Keep hitting the wrong buttons on your mobile phone? That could be because the device itself is just too small. Or, as Ergonomics Society of Australia president Margaret Head says, that the phone is more suited to a young child rather than a fully grown adult.
“Our preliminary studies of the latest phones suggest the buttons are only appropriately sized for five-year olds,” Head told Australia IT. “And if the current trend of shrinking phones continues, soon the buttons will only be big enough for three-year olds.”
Head, who told Australia IT that she doubts any qualified ergonomists are involved in the design process of mobile phones, noted that one of the problems with tiny cell phones, particularly for older users, involves vision. “Human visual acuity decreases markedly after 40,” Head said. “We’ve identified what we call the high visual fatigue zone, and mobiles definitely lie within this zone.”

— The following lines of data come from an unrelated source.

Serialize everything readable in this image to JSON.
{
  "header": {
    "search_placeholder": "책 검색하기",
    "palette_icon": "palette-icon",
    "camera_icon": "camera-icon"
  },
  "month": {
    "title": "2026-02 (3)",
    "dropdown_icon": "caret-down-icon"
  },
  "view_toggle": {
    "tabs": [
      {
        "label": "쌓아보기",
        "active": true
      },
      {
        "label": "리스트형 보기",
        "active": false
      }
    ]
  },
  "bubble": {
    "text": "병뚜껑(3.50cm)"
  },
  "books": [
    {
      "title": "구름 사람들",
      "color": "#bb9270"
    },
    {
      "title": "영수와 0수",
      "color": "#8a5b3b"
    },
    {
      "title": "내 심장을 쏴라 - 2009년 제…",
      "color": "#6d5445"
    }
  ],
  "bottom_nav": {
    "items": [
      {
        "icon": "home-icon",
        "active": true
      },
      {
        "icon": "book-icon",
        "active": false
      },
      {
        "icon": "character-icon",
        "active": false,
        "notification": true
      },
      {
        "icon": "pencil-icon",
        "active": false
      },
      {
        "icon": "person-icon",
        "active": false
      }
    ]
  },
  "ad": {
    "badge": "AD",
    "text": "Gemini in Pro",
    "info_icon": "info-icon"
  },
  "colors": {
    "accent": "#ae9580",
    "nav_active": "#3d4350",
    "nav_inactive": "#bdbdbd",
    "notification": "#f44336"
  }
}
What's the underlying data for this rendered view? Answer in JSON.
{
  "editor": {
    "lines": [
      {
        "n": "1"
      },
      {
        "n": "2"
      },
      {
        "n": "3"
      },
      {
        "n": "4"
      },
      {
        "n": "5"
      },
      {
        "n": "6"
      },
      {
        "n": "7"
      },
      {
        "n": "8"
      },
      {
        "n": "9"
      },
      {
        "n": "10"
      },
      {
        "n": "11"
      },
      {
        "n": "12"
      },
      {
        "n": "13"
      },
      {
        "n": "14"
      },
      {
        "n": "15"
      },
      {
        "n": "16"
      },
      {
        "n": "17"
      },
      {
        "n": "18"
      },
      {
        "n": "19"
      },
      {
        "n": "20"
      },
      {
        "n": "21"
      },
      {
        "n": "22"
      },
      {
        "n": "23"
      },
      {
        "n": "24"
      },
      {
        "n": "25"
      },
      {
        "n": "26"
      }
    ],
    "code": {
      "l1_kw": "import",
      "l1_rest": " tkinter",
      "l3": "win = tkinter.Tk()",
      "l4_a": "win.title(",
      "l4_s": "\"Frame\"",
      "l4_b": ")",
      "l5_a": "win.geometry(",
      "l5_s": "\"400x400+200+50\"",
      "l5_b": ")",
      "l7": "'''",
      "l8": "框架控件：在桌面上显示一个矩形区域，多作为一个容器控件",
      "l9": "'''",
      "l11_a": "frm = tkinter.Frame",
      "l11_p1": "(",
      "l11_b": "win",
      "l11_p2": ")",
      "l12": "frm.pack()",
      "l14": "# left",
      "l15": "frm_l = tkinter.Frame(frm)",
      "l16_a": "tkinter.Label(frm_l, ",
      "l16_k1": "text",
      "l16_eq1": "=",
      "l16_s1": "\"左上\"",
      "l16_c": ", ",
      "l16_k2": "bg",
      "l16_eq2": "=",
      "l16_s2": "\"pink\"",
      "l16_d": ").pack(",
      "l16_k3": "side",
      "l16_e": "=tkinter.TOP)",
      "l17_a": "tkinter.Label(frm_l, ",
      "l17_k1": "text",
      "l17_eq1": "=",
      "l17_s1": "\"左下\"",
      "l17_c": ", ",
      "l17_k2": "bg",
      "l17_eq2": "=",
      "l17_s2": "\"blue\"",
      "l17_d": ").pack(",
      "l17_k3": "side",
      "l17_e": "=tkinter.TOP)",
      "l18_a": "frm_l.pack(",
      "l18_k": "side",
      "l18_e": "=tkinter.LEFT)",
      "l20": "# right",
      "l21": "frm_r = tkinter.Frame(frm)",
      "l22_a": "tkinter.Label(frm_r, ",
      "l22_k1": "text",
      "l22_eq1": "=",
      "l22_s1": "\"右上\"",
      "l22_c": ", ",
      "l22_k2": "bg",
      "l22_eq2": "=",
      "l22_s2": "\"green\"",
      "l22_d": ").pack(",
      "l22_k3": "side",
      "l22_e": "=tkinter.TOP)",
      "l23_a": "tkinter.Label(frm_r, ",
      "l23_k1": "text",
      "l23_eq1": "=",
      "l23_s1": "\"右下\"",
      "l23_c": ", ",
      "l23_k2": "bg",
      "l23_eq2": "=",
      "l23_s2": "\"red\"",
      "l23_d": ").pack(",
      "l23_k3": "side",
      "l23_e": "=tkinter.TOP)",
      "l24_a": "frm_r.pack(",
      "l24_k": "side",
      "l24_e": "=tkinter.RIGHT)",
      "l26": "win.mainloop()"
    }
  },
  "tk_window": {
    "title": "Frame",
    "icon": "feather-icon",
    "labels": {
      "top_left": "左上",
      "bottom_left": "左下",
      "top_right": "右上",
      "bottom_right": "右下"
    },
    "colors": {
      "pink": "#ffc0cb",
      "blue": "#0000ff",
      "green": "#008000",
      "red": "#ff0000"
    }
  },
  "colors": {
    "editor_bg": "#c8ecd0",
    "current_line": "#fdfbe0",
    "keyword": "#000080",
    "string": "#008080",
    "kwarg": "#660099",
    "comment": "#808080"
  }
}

But for older cell phone users, the addition of mobile phone accessories like the camera, while adding more confusing options and possibly more buttons, could actually act to improve usability, or at least keep it from getting much worse. Antal Keur, product marketing manager for Sony Ericsson, noted that since the camera is rapidly becoming the most important aspect in mobile phone design, the odds of any phone manufacturing company sacrificing screen size are slim.
Still, Head also finds faults going far beyond the size of the screen in the current crop of cell phones. She notes that most older users probably still use their index finger on the keypad for inputting numbers and commands although most mobile phone manufacturers assume that consumers have adapted to thumb control